### Your assignment
Give only the number of lines in the following entries where "user" appears.

──────────────────────────────

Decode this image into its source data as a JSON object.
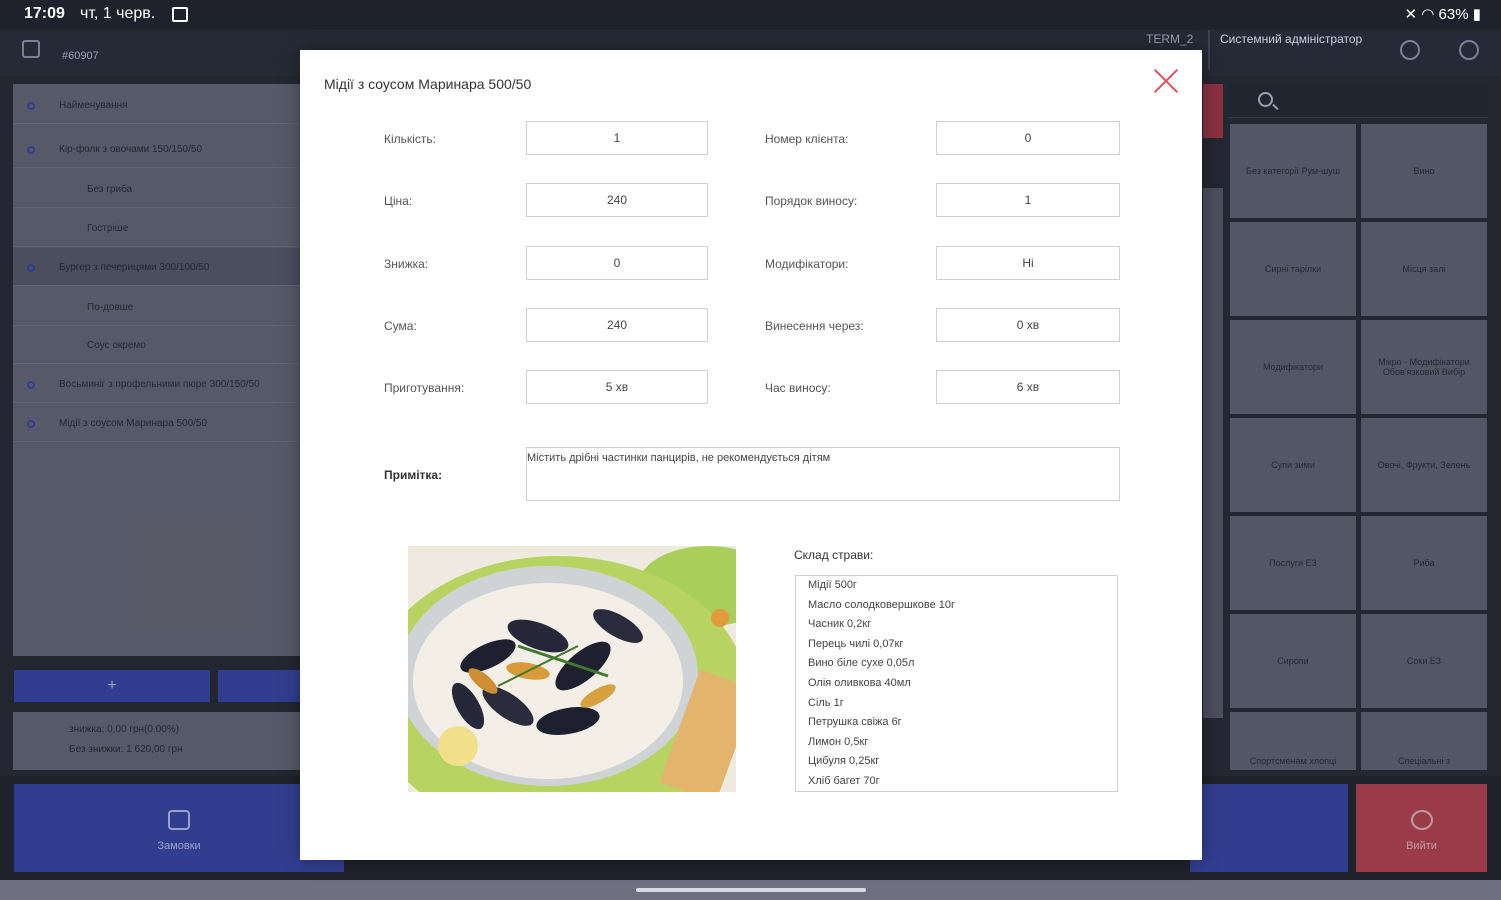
{
  "status": {
    "time": "17:09",
    "date": "чт, 1 черв.",
    "battery": "63%"
  },
  "topbar": {
    "order_no": "#60907",
    "term": "TERM_2",
    "user": "Системний адміністратор"
  },
  "order_list": [
    {
      "label": "Найменування",
      "sub": false,
      "highlight": false
    },
    {
      "label": "Кір-фолк з овочами 150/150/50",
      "sub": false,
      "highlight": false
    },
    {
      "label": "Без гриба",
      "sub": true,
      "highlight": false
    },
    {
      "label": "Гостріше",
      "sub": true,
      "highlight": false
    },
    {
      "label": "Бургер з печерицями 300/100/50",
      "sub": false,
      "highlight": true
    },
    {
      "label": "По-довше",
      "sub": true,
      "highlight": false
    },
    {
      "label": "Соус окремо",
      "sub": true,
      "highlight": false
    },
    {
      "label": "Восьминіг з профельними пюре 300/150/50",
      "sub": false,
      "highlight": false
    },
    {
      "label": "Мідії з соусом Маринара 500/50",
      "sub": false,
      "highlight": false
    }
  ],
  "left_buttons": {
    "add": "+"
  },
  "totals": {
    "line1": "знижка: 0,00 грн(0.00%)",
    "line2": "Без знижки: 1 620,00 грн"
  },
  "bottom_buttons": {
    "orders": "Замовки",
    "exit": "Вийти"
  },
  "tiles": [
    "Без категорії Рум-шуш",
    "Вино",
    "Сирні тарілки",
    "Місця залі",
    "Модифікатори",
    "Мікро - Модифікатори Обов'язковий Вибір",
    "Супи зими",
    "Овочі, Фрукти, Зелень",
    "Послуги ЕЗ",
    "Риба",
    "Сиропи",
    "Соки ЕЗ",
    "Спортсменам хлопці",
    "Спеціальні з"
  ],
  "modal": {
    "title": "Мідії з соусом Маринара 500/50",
    "fields_left": [
      {
        "label": "Кількість:",
        "value": "1"
      },
      {
        "label": "Ціна:",
        "value": "240"
      },
      {
        "label": "Знижка:",
        "value": "0"
      },
      {
        "label": "Сума:",
        "value": "240"
      },
      {
        "label": "Приготування:",
        "value": "5 хв"
      }
    ],
    "fields_right": [
      {
        "label": "Номер клієнта:",
        "value": "0"
      },
      {
        "label": "Порядок виносу:",
        "value": "1"
      },
      {
        "label": "Модифікатори:",
        "value": "Ні"
      },
      {
        "label": "Винесення через:",
        "value": "0 хв"
      },
      {
        "label": "Час виносу:",
        "value": "6 хв"
      }
    ],
    "note_label": "Примітка:",
    "note_value": "Містить дрібні частинки панцирів, не рекомендується дітям",
    "composition_label": "Склад страви:",
    "composition": [
      "Мідії 500г",
      "Масло солодковершкове 10г",
      "Часник 0,2кг",
      "Перець чилі 0,07кг",
      "Вино біле сухе 0,05л",
      "Олія оливкова 40мл",
      "Сіль 1г",
      "Петрушка свіжа 6г",
      "Лимон 0,5кг",
      "Цибуля 0,25кг",
      "Хліб багет 70г"
    ]
  }
}
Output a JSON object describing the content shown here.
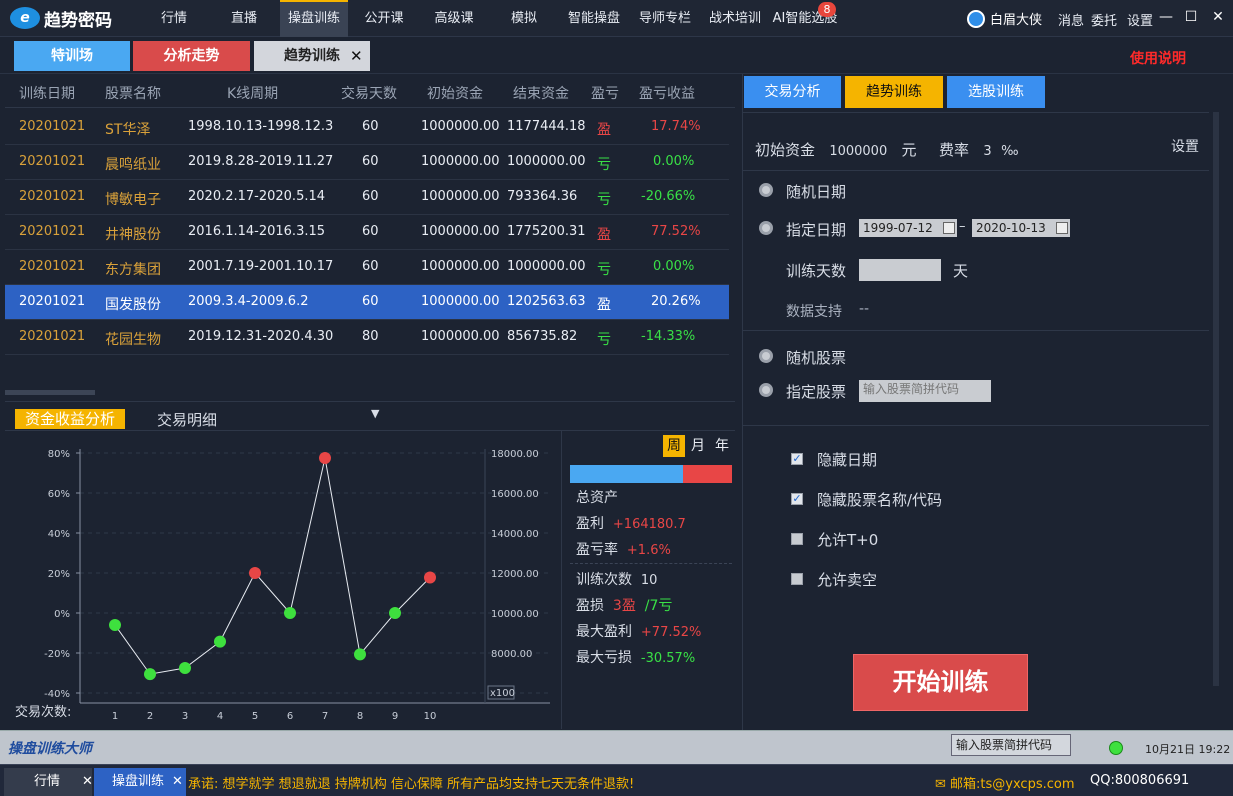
{
  "app": {
    "logo_text": "趋势密码",
    "logo_mark": "e"
  },
  "nav": [
    {
      "label": "行情"
    },
    {
      "label": "直播"
    },
    {
      "label": "操盘训练"
    },
    {
      "label": "公开课"
    },
    {
      "label": "高级课"
    },
    {
      "label": "模拟"
    },
    {
      "label": "智能操盘"
    },
    {
      "label": "导师专栏"
    },
    {
      "label": "战术培训"
    },
    {
      "label": "AI智能选股"
    }
  ],
  "nav_badge": "8",
  "user": {
    "name": "白眉大侠"
  },
  "top_links": {
    "msg": "消息",
    "entrust": "委托",
    "settings": "设置"
  },
  "window_controls": {
    "min": "—",
    "max": "☐",
    "close": "✕"
  },
  "main_tabs": {
    "tab1": "特训场",
    "tab2": "分析走势",
    "tab3": "趋势训练",
    "tab3_close": "✕"
  },
  "help_link": "使用说明",
  "table": {
    "headers": [
      "训练日期",
      "股票名称",
      "K线周期",
      "交易天数",
      "初始资金",
      "结束资金",
      "盈亏",
      "盈亏收益"
    ],
    "rows": [
      {
        "date": "20201021",
        "name": "ST华泽",
        "period": "1998.10.13-1998.12.3",
        "days": "60",
        "init": "1000000.00",
        "end": "1177444.18",
        "pl": "盈",
        "ret": "17.74%"
      },
      {
        "date": "20201021",
        "name": "晨鸣纸业",
        "period": "2019.8.28-2019.11.27",
        "days": "60",
        "init": "1000000.00",
        "end": "1000000.00",
        "pl": "亏",
        "ret": "0.00%"
      },
      {
        "date": "20201021",
        "name": "博敏电子",
        "period": "2020.2.17-2020.5.14",
        "days": "60",
        "init": "1000000.00",
        "end": "793364.36",
        "pl": "亏",
        "ret": "-20.66%"
      },
      {
        "date": "20201021",
        "name": "井神股份",
        "period": "2016.1.14-2016.3.15",
        "days": "60",
        "init": "1000000.00",
        "end": "1775200.31",
        "pl": "盈",
        "ret": "77.52%"
      },
      {
        "date": "20201021",
        "name": "东方集团",
        "period": "2001.7.19-2001.10.17",
        "days": "60",
        "init": "1000000.00",
        "end": "1000000.00",
        "pl": "亏",
        "ret": "0.00%"
      },
      {
        "date": "20201021",
        "name": "国发股份",
        "period": "2009.3.4-2009.6.2",
        "days": "60",
        "init": "1000000.00",
        "end": "1202563.63",
        "pl": "盈",
        "ret": "20.26%"
      },
      {
        "date": "20201021",
        "name": "花园生物",
        "period": "2019.12.31-2020.4.30",
        "days": "80",
        "init": "1000000.00",
        "end": "856735.82",
        "pl": "亏",
        "ret": "-14.33%"
      }
    ]
  },
  "subtabs": {
    "tab1": "资金收益分析",
    "tab2": "交易明细",
    "arrow": "▼"
  },
  "chart_data": {
    "type": "line",
    "xlabel": "交易次数:",
    "x": [
      1,
      2,
      3,
      4,
      5,
      6,
      7,
      8,
      9,
      10
    ],
    "series": [
      {
        "values": [
          -6,
          -30.57,
          -27.5,
          -14.33,
          20,
          0,
          77.52,
          -20.66,
          0,
          17.74
        ]
      }
    ],
    "y_left_ticks": [
      "80%",
      "60%",
      "40%",
      "20%",
      "0%",
      "-20%",
      "-40%"
    ],
    "y_right_ticks": [
      "18000.00",
      "16000.00",
      "14000.00",
      "12000.00",
      "10000.00",
      "8000.00"
    ],
    "right_unit": "x100",
    "ylim": [
      -40,
      80
    ],
    "colors": {
      "pos": "#e84646",
      "neg": "#3ee03e"
    }
  },
  "period_buttons": {
    "week": "周",
    "month": "月",
    "year": "年"
  },
  "stats": {
    "bar_win_fraction": 0.7,
    "total_assets": "总资产",
    "profit_label": "盈利",
    "profit": "+164180.7",
    "rate_label": "盈亏率",
    "rate": "+1.6%",
    "count_label": "训练次数",
    "count": "10",
    "wl_label": "盈损",
    "wins": "3盈",
    "losses": "/7亏",
    "max_profit_label": "最大盈利",
    "max_profit": "+77.52%",
    "max_loss_label": "最大亏损",
    "max_loss": "-30.57%"
  },
  "right_tabs": {
    "t1": "交易分析",
    "t2": "趋势训练",
    "t3": "选股训练"
  },
  "settings": {
    "capital_label": "初始资金",
    "capital": "1000000",
    "capital_unit": "元",
    "fee_label": "费率",
    "fee": "3",
    "fee_unit": "‰",
    "set": "设置",
    "random_date": "随机日期",
    "fixed_date": "指定日期",
    "date_from": "1999-07-12",
    "dash": "–",
    "date_to": "2020-10-13",
    "days_label": "训练天数",
    "days_unit": "天",
    "data_label": "数据支持",
    "data_value": "--",
    "random_stock": "随机股票",
    "fixed_stock": "指定股票",
    "stock_placeholder": "输入股票简拼代码",
    "hide_date": "隐藏日期",
    "hide_name": "隐藏股票名称/代码",
    "allow_t0": "允许T+0",
    "allow_short": "允许卖空",
    "start": "开始训练"
  },
  "status": {
    "logo": "操盘训练大师",
    "search": "输入股票简拼代码",
    "time": "10月21日 19:22"
  },
  "taskbar": {
    "tab1": "行情",
    "tab2": "操盘训练",
    "close": "✕",
    "ticker": "承诺: 想学就学 想退就退 持牌机构 信心保障 所有产品均支持七天无条件退款!",
    "mail": "✉ 邮箱:ts@yxcps.com",
    "qq": "QQ:800806691"
  }
}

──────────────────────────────

### Completed task
2